__Exercise instructions__. The number of lines holding the string "Vittorioso" is all that is wanted; count them in the records below.

-- Opening Marker --

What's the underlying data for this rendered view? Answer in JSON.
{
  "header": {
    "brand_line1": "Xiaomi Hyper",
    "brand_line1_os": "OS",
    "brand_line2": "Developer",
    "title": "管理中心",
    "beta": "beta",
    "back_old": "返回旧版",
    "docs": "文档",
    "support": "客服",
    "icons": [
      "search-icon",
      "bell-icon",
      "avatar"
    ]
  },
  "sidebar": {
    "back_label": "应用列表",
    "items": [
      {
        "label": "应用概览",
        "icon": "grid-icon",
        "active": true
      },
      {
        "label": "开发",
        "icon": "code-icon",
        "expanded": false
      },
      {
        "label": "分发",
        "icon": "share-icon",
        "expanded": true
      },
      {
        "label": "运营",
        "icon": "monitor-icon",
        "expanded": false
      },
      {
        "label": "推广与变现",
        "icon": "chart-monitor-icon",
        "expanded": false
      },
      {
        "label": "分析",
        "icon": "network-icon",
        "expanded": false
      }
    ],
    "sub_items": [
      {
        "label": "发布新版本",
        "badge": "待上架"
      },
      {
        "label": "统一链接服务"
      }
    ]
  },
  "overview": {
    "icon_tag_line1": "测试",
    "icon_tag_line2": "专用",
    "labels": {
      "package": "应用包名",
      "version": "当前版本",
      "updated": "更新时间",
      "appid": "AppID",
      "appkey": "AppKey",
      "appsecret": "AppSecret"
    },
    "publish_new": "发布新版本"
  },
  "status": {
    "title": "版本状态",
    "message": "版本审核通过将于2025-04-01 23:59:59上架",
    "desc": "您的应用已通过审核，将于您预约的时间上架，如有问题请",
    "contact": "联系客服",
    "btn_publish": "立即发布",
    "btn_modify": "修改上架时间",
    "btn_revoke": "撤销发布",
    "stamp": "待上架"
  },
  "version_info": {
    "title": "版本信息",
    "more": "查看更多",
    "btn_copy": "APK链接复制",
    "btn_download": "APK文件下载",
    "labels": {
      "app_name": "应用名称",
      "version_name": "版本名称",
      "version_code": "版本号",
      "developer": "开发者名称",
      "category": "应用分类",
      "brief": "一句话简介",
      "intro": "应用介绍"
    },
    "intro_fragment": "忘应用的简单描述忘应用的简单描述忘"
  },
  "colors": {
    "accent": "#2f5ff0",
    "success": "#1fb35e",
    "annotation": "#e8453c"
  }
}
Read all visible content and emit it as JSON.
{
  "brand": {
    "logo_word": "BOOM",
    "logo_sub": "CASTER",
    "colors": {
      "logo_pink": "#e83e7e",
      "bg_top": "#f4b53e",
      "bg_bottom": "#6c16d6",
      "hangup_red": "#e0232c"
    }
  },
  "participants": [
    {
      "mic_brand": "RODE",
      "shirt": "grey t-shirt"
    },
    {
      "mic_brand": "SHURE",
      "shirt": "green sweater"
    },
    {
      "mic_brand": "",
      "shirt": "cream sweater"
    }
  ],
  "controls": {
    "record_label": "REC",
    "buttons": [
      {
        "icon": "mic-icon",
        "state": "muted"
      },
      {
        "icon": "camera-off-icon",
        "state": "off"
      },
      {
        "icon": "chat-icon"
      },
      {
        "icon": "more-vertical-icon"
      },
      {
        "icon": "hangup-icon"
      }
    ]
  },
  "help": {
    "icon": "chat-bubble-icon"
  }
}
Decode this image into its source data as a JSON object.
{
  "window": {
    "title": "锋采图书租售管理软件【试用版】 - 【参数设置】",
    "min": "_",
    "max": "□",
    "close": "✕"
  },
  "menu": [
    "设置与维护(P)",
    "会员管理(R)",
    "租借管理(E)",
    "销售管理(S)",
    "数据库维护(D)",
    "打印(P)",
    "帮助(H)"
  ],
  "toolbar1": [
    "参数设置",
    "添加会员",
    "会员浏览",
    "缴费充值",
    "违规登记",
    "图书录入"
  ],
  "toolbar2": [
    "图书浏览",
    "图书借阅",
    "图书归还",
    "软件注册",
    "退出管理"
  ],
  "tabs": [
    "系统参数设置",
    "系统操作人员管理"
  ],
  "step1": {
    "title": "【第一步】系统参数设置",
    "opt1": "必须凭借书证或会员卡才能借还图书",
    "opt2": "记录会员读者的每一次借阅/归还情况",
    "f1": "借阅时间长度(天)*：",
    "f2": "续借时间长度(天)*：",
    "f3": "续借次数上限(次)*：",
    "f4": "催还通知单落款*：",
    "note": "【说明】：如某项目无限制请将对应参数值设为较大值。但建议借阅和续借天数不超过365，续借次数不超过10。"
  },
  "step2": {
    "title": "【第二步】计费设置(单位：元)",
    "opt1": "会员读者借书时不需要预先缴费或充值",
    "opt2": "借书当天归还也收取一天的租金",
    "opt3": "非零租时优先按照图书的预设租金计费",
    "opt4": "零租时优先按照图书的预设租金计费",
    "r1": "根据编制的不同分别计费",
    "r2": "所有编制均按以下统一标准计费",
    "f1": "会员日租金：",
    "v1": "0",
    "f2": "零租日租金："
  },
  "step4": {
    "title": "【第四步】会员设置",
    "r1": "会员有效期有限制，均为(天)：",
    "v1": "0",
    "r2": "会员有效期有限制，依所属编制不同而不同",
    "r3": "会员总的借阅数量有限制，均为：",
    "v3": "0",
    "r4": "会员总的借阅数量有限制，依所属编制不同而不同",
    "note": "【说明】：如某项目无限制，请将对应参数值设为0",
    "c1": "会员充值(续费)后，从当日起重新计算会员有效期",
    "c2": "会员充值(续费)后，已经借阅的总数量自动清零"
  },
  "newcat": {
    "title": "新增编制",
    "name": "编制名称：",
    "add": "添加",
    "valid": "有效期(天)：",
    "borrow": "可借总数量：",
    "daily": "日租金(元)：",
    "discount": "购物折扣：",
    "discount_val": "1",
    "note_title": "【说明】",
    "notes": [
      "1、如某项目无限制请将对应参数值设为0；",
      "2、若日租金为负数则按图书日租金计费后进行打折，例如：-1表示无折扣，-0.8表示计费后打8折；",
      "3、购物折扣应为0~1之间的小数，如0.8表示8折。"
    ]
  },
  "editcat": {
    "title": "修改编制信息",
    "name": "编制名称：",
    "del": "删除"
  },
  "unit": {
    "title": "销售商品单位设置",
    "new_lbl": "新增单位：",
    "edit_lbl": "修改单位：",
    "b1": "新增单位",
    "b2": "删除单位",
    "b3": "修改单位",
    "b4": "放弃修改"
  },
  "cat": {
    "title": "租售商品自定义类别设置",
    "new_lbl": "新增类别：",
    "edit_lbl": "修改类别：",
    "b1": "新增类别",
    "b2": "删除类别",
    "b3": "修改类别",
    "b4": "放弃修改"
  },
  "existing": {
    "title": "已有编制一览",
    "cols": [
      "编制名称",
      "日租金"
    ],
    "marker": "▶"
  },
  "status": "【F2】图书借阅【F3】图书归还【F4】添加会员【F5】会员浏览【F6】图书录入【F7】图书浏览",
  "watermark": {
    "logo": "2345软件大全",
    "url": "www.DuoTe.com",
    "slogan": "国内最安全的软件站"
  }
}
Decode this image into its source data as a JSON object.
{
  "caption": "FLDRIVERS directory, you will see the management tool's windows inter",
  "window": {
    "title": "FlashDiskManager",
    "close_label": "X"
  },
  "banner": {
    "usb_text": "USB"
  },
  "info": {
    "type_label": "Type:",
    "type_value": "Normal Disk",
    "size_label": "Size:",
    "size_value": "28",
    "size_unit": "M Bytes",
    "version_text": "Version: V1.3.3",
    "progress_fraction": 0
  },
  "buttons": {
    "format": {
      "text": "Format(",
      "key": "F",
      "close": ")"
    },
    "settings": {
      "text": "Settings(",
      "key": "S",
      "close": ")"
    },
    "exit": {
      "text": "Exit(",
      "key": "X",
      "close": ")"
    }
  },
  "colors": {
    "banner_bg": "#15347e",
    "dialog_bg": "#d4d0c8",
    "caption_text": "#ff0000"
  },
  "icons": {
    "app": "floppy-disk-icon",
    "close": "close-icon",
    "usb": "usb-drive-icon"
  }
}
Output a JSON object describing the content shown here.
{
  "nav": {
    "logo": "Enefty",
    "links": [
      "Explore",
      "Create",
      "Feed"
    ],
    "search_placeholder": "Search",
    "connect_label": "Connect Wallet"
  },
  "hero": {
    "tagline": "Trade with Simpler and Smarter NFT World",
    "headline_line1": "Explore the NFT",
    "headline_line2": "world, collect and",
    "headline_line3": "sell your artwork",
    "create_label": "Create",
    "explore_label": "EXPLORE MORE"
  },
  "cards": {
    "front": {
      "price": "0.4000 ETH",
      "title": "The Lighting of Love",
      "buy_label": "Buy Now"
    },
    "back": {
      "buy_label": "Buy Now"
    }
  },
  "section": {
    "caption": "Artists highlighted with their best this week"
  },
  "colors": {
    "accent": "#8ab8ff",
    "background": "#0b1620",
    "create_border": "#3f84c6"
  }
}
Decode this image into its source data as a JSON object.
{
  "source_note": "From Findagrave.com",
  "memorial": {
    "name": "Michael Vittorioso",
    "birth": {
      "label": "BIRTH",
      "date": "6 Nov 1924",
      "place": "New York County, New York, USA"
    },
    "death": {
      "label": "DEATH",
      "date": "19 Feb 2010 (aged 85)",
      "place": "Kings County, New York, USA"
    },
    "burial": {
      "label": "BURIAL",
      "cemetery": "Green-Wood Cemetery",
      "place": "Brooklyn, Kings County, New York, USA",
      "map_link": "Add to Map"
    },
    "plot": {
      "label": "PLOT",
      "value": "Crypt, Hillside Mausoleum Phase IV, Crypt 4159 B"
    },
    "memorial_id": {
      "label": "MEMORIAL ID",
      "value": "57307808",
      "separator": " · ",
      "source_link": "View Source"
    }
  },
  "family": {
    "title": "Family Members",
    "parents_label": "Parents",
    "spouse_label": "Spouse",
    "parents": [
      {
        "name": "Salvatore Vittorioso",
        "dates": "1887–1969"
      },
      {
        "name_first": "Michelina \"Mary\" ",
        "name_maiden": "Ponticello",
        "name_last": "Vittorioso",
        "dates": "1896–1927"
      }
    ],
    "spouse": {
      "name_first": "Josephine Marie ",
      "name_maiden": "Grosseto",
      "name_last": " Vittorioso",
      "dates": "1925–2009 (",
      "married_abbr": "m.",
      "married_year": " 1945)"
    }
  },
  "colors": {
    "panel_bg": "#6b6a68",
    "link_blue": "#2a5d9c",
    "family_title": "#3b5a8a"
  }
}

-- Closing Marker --

__Reply to the task__. 4